- Panche, A. N., Diwan, A. D., & Chandra, S. R. (2016). Flavonoids: An overview. Journal of Nutritional Science, 5, e47.
- Pandey, K. B., & Rizvi, S. I. (2009). Plant polyphenols as dietary antioxidants in human health and disease. Oxidative Medicine and Cellular Longevity, 2(5), 270–278.
- Pérez-Jiménez, J., Neveu, V., Vos, F., & Scalbert, A. (2010). Identification of the 100 richest dietary sources of polyphenols: An application of the Phenol-Explorer database. European Journal of Clinical Nutrition, 64(Suppl 3), S112–S120.
- Reinisalo, M., Kårlund, A., Koskela, A., Kaarniranta, K., & Karjalainen, R. O. (2015). Polyphenol stilbenes: Molecular mechanisms of defence against oxidative stress and aging-related diseases. Oxidative Medicine and Cellular Longevity, 2015, 340520.

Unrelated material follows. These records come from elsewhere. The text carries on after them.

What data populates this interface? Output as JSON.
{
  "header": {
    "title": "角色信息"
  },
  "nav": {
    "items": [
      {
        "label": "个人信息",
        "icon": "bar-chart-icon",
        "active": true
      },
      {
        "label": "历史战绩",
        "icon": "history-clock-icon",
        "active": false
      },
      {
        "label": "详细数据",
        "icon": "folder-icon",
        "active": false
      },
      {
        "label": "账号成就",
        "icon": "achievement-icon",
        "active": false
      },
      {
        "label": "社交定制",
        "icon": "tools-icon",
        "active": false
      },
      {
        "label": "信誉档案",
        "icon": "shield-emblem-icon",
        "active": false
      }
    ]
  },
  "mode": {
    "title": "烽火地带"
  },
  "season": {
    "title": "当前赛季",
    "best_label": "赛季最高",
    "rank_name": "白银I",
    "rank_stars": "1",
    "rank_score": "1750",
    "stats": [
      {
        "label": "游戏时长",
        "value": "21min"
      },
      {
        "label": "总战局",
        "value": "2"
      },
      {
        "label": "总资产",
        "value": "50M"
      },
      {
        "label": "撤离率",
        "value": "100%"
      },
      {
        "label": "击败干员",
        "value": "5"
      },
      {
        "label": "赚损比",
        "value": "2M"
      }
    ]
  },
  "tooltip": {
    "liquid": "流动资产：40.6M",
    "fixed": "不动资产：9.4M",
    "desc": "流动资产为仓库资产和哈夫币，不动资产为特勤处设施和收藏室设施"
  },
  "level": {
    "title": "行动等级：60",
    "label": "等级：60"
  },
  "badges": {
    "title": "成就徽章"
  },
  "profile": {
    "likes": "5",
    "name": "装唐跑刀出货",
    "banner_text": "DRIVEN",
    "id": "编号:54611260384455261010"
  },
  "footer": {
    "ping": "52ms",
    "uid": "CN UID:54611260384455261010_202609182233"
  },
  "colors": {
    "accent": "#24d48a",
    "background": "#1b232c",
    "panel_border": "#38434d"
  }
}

- Rivera, J. J., Choi, E. K., Yoon, Y. E., Chun, E. J., Choi, S. I., Nasir, K., Brancati, F. L., Blumenthal, R. S., & Chang, H. J. (2010). Association between increasing levels of hemoglobin A1c and coronary atherosclerosis in asymptomatic individuals without diabetes mellitus. Coronary Artery Disease, 21(3), 157–163.
- Saibabu, V,, Fatima, Z., Khan, L.A., & Hameed, S. (2015). Therapeutic potential of dietary phenolic acids. Adv Pharmacol Sci, 2015, 823539.

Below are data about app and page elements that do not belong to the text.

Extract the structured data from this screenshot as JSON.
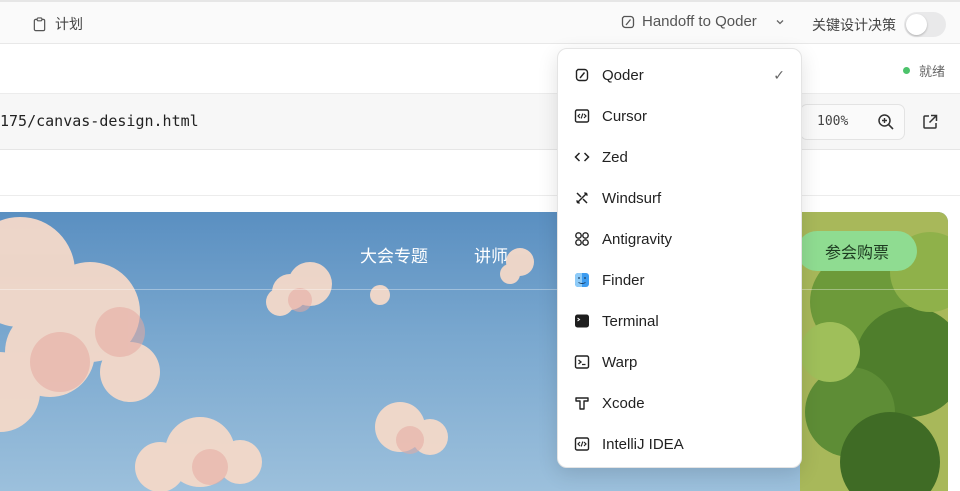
{
  "toolbar": {
    "plan_label": "计划",
    "handoff_label": "Handoff to Qoder",
    "decision_label": "关键设计决策",
    "decision_toggle": "off"
  },
  "status": {
    "label": "就绪",
    "color": "#4cc36b"
  },
  "address": {
    "url": "175/canvas-design.html",
    "zoom": "100%"
  },
  "preview": {
    "nav": [
      "大会专题",
      "讲师"
    ],
    "ticket_button": "参会购票"
  },
  "handoff_menu": {
    "items": [
      {
        "label": "Qoder",
        "icon": "qoder-icon",
        "checked": true
      },
      {
        "label": "Cursor",
        "icon": "cursor-icon"
      },
      {
        "label": "Zed",
        "icon": "zed-icon"
      },
      {
        "label": "Windsurf",
        "icon": "windsurf-icon"
      },
      {
        "label": "Antigravity",
        "icon": "antigravity-icon"
      },
      {
        "label": "Finder",
        "icon": "finder-icon"
      },
      {
        "label": "Terminal",
        "icon": "terminal-icon"
      },
      {
        "label": "Warp",
        "icon": "warp-icon"
      },
      {
        "label": "Xcode",
        "icon": "xcode-icon"
      },
      {
        "label": "IntelliJ IDEA",
        "icon": "intellij-icon"
      }
    ],
    "checkmark": "✓"
  }
}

- Shrime, M. G., Bauer, S. R., McDonald, A. C., Chowdhury, N. H., Coltart, C. E., & Ding, E. L. (2011). Flavonoid-rich cocoa consumption affects multiple cardiovascular risk factors in a meta-analysis of short-term studies. The Journal of Nutrition, 141(11), 1982–1988.
- Spagnuolo, C., Napolitano, M., Tedesco, I., Moccia, S., Milito, A., & Russo, G. L. (2016). Neuroprotective Role of Natural Polyphenols. Current Topics in Medicinal Chemistry, 16(17), 1943–1950.
- Tsao R. (2010). Chemistry and biochemistry of dietary polyphenols. Nutrients, 2(12), 1231–1246.
- Williamson, G. (2017). The role of polyphenols in modern nutrition. Nutr Bull, 42, 226-35.
- Xiao, J. B., & Högger, P. (2015). Dietary polyphenols and type 2 diabetes: Current insights and future perspectives. Current Medicinal Chemistry, 22(1), 23–38.